Chantelle Andersen, Woven Wool Amauti, 2012, wool, cloth, 149.9 x 142.2 cm. Collection of Karen Schreiber. Photo: Ned Pratt Photography. Copyright © 2017 Reproduced from SakKijâjuk: Art and Craft from Nunatsiavut courtesy of Goose Lane Editions

 

Instead of the conventional single dancing bear, for example, Ephraim Jararuse’s Dancing Bears (2012) are engaged in a stylized tango. Opting to use Western weaving techniques instead of sealskin, Chantelle Andersen has created a woven amauti with a weave structure that could only be designed by computer. And Davidee Ningeok’s Residential School Nightmare (2015) uses traditional serpentinite and bone to depict a disturbing infliction of corporal punishment.

Although SakKijâjuk is partially a cultural study, it falls squarely into the category of attractive art book. The vellum dustjacket features Chesley Flowers’ enchanting The George River Herd (1995–1996), and each of the forty-seven artists has been introduced with a thoughtful text. The images are generally presented full-page or on two-page spreads, with enough white space around them to let them breathe. There is also a map at the back to help orient those of us who vaguely know where Nunatsiavut is, but can’t quite picture it.

“Artistic practices have always been present in our communities,” Jenna Joyce Broomfield writes in her essay, “but it is only recently that these practices have been recognized as art.” SakKijâjuk is thus a welcome showcase, making visible to the rest of us what has been there all along.
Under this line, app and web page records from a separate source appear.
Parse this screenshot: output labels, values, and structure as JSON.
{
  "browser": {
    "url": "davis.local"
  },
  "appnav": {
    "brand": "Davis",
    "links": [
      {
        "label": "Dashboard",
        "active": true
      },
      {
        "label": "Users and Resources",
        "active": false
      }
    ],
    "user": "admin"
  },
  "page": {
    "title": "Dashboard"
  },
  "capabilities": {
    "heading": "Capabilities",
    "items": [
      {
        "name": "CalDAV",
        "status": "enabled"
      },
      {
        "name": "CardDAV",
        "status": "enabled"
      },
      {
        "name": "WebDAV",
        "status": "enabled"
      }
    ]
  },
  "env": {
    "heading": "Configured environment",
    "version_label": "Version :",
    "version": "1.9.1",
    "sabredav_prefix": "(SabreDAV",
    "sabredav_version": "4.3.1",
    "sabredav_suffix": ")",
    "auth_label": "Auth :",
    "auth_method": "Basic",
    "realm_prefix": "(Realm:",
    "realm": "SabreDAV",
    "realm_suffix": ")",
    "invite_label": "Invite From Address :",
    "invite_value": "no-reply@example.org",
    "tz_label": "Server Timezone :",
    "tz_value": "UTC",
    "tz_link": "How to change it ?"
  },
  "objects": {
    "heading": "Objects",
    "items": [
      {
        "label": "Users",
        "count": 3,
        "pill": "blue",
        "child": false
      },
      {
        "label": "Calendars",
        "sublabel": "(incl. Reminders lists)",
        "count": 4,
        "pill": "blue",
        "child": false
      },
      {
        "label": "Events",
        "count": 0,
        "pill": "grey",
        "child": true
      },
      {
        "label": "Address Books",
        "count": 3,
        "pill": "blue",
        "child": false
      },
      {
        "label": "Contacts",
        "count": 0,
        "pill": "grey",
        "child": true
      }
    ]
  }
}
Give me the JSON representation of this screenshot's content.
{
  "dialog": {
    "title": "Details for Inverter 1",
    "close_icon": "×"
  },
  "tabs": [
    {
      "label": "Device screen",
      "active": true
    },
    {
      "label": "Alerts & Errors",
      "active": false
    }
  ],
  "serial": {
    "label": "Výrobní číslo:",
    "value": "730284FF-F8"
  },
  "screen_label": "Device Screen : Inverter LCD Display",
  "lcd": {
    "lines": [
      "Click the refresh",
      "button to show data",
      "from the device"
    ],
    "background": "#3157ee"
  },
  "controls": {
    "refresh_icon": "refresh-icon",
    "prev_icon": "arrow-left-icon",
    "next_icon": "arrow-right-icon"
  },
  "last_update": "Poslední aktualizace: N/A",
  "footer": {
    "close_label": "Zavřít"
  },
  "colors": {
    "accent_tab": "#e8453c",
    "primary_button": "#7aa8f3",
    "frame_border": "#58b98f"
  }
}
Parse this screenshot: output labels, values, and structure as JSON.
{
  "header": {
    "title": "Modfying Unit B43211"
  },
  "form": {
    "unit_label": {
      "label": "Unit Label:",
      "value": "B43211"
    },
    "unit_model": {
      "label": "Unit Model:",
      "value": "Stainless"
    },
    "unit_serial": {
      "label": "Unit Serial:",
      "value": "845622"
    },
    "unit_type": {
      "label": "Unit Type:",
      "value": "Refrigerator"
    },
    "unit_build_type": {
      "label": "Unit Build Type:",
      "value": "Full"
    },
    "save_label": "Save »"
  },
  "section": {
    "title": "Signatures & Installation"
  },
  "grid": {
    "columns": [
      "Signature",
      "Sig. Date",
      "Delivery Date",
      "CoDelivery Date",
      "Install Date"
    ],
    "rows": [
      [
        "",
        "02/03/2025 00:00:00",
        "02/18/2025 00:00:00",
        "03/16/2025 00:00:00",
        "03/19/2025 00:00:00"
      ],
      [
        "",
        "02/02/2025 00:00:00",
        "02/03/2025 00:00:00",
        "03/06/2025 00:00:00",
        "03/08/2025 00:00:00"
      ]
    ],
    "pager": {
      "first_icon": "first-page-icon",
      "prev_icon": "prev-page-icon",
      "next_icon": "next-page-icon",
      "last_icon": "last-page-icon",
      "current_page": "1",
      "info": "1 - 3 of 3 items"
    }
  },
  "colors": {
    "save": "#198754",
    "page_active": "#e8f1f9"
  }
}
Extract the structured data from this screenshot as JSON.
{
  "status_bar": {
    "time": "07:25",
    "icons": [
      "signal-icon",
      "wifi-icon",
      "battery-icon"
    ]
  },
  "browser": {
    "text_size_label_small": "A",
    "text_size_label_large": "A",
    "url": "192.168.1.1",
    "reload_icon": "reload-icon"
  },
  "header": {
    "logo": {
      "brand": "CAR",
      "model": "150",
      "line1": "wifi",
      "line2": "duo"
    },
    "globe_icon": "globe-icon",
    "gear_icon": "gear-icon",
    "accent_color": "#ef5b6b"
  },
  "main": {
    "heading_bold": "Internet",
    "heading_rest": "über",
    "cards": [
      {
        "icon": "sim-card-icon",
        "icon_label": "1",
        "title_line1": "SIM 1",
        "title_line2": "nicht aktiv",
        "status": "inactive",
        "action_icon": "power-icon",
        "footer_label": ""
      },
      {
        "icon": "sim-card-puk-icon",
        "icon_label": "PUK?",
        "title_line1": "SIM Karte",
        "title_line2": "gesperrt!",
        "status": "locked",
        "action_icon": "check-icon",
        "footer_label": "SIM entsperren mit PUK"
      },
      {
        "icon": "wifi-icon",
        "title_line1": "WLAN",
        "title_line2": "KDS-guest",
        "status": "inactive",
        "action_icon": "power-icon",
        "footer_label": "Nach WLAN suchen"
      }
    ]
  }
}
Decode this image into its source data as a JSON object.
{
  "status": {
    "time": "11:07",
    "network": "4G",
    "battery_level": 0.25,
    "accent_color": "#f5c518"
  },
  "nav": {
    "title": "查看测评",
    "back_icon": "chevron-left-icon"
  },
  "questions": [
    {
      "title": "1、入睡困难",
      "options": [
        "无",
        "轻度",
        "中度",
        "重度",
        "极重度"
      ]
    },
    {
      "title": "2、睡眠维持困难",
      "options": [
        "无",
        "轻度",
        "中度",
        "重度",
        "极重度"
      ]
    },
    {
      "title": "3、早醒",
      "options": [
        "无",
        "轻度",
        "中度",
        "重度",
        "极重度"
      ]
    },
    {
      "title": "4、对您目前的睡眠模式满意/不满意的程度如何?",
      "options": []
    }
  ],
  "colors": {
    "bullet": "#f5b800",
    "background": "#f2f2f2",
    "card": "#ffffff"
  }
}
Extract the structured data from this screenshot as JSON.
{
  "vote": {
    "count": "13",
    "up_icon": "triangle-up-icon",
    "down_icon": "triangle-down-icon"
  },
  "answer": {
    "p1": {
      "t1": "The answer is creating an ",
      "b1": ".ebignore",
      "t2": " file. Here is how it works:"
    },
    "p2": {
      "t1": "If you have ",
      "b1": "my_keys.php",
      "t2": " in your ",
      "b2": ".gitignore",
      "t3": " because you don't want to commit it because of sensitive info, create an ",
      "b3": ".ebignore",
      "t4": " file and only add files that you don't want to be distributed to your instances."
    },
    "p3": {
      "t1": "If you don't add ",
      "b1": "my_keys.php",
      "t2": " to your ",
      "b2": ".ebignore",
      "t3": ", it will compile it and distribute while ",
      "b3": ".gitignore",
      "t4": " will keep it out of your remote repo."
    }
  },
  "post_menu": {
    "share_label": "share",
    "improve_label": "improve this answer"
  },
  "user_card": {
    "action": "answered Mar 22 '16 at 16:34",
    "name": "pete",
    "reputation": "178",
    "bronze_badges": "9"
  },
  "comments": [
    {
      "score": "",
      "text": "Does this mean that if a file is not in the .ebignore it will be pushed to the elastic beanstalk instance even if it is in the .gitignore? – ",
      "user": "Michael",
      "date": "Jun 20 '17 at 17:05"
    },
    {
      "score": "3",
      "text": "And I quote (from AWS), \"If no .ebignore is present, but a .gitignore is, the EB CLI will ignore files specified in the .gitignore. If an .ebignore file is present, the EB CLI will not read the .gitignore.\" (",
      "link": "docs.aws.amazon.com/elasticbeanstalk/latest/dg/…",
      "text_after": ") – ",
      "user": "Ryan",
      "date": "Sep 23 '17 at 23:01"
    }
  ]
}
SakKijâjuk: Art and Craft from Nunatisavut was published in 2017 by Goose Lane Press, and is available from the NGC Boutique. The tour of the same name, organized by The Rooms in Newfoundland, was first presented in St. John’s, Newfoundland, and is currently touring across Canada.

Share this article: 

About the Author